By Hamptonsseashell (359), on Aug 25, 16 5:54 PM
Its the least that could be done for them after we stole most of the land that belonged to Native Americans.
By Summer Resident (251), Southampton N.Y. on Aug 26, 16 1:23 AM
"We" didn't do anything of the sort.
By SlimeAlive (1181), Southampton on Aug 26, 16 3:56 AM
Please dont start that argument,,,,the beach is going to be a great asset and place of enjoyment.
By watchdog1 (543), Southampton on Aug 26, 16 11:01 AM
God Bless these good Native American people.

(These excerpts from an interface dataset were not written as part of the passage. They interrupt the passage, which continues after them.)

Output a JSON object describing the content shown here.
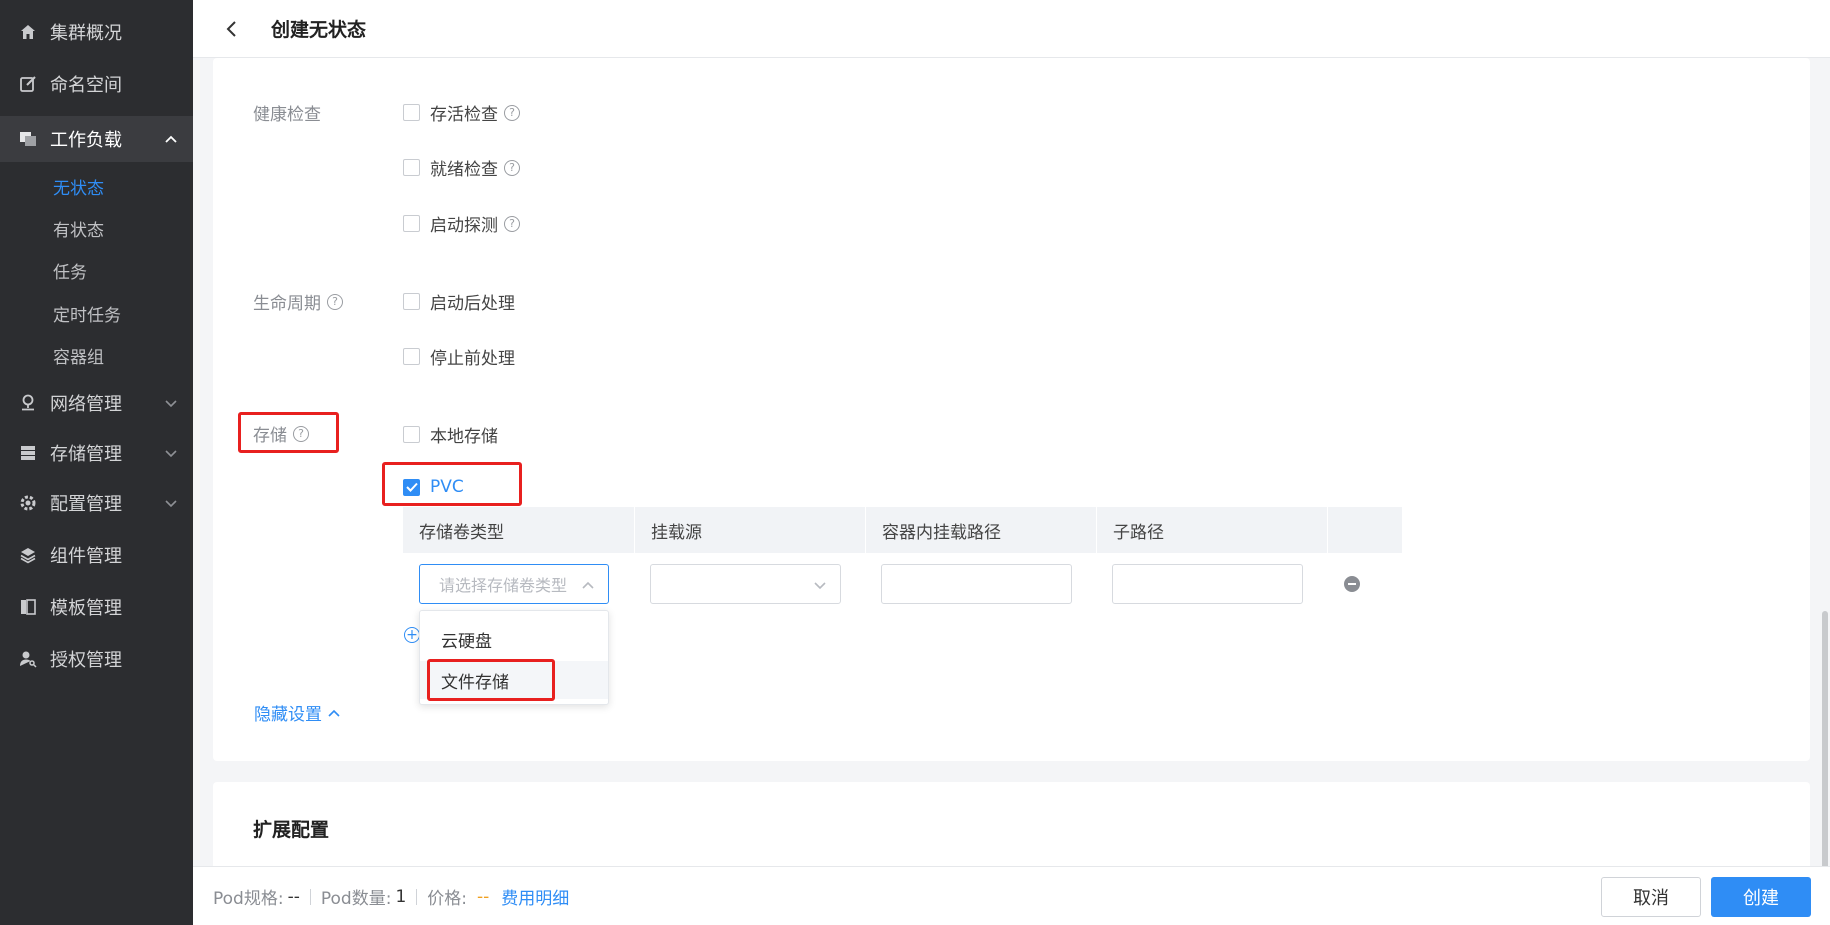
{
  "sidebar": {
    "items": [
      {
        "label": "集群概况",
        "icon": "home-icon"
      },
      {
        "label": "命名空间",
        "icon": "edit-icon"
      },
      {
        "label": "工作负载",
        "icon": "layers-icon",
        "expanded": true
      },
      {
        "label": "网络管理",
        "icon": "network-icon"
      },
      {
        "label": "存储管理",
        "icon": "storage-icon"
      },
      {
        "label": "配置管理",
        "icon": "gear-icon"
      },
      {
        "label": "组件管理",
        "icon": "stack-icon"
      },
      {
        "label": "模板管理",
        "icon": "template-icon"
      },
      {
        "label": "授权管理",
        "icon": "user-key-icon"
      }
    ],
    "subitems": [
      "无状态",
      "有状态",
      "任务",
      "定时任务",
      "容器组"
    ],
    "active_subitem": "无状态"
  },
  "header": {
    "title": "创建无状态"
  },
  "form": {
    "health_label": "健康检查",
    "health_options": [
      "存活检查",
      "就绪检查",
      "启动探测"
    ],
    "lifecycle_label": "生命周期",
    "lifecycle_options": [
      "启动后处理",
      "停止前处理"
    ],
    "storage_label": "存储",
    "storage_options": [
      "本地存储",
      "PVC"
    ],
    "storage_checked": "PVC",
    "table_headers": [
      "存储卷类型",
      "挂载源",
      "容器内挂载路径",
      "子路径"
    ],
    "volume_type_placeholder": "请选择存储卷类型",
    "dropdown_options": [
      "云硬盘",
      "文件存储"
    ],
    "hide_settings": "隐藏设置"
  },
  "extension": {
    "title": "扩展配置"
  },
  "footer": {
    "pod_spec_label": "Pod规格:",
    "pod_spec_value": "--",
    "pod_count_label": "Pod数量:",
    "pod_count_value": "1",
    "price_label": "价格:",
    "price_value": "--",
    "fee_detail": "费用明细",
    "cancel": "取消",
    "create": "创建"
  },
  "colors": {
    "accent": "#2f8df5",
    "sidebar_bg": "#2c2d30",
    "highlight": "#e8201f",
    "price": "#f0a020"
  }
}
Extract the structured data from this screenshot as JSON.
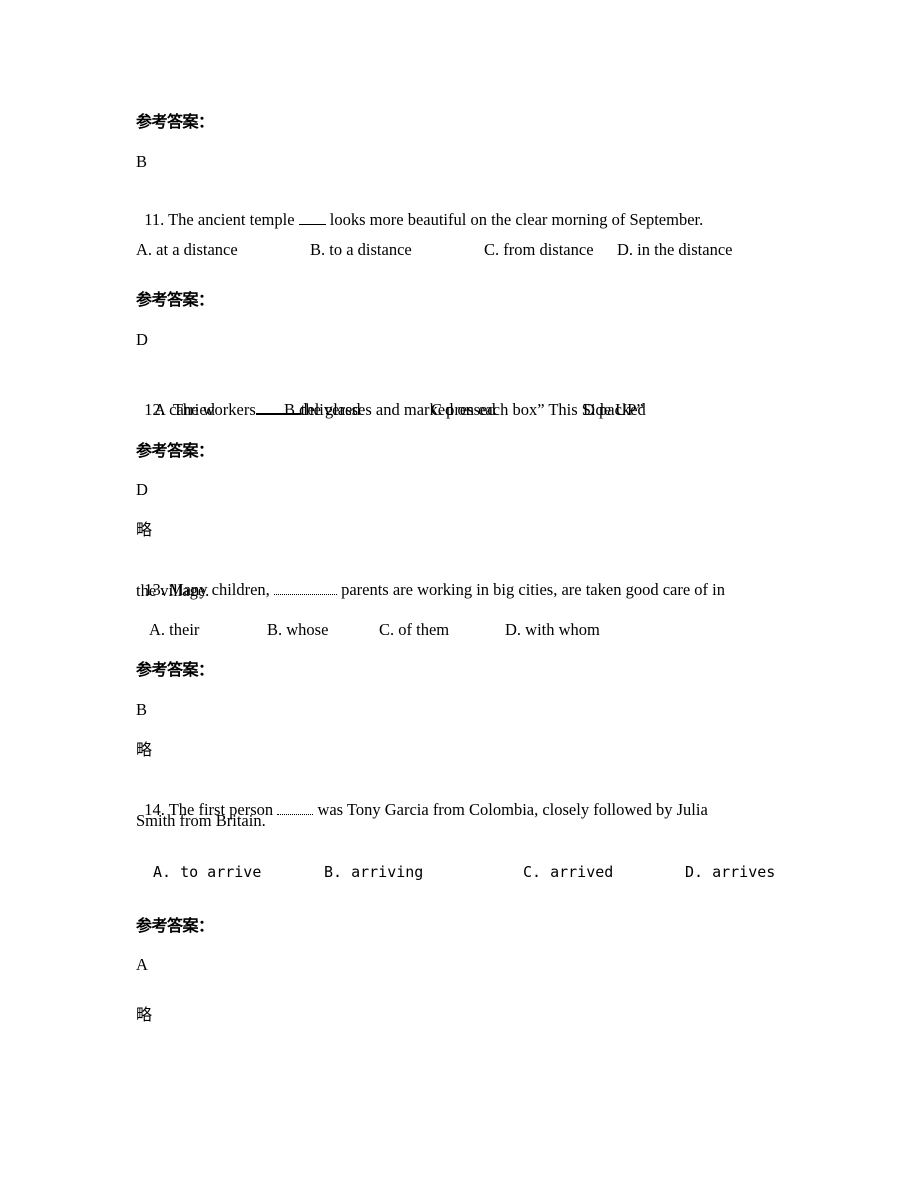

By greeneyedlady (55), East Quogue on Aug 26, 16 12:00 PM
1 member liked this comment
I would imagine that the Blessing Ceremony was beautiful ....something I would have loved to witness. But so glad to see they received the grant money for this!!!
By toes in the water (884), southampton on Aug 26, 16 6:36 PM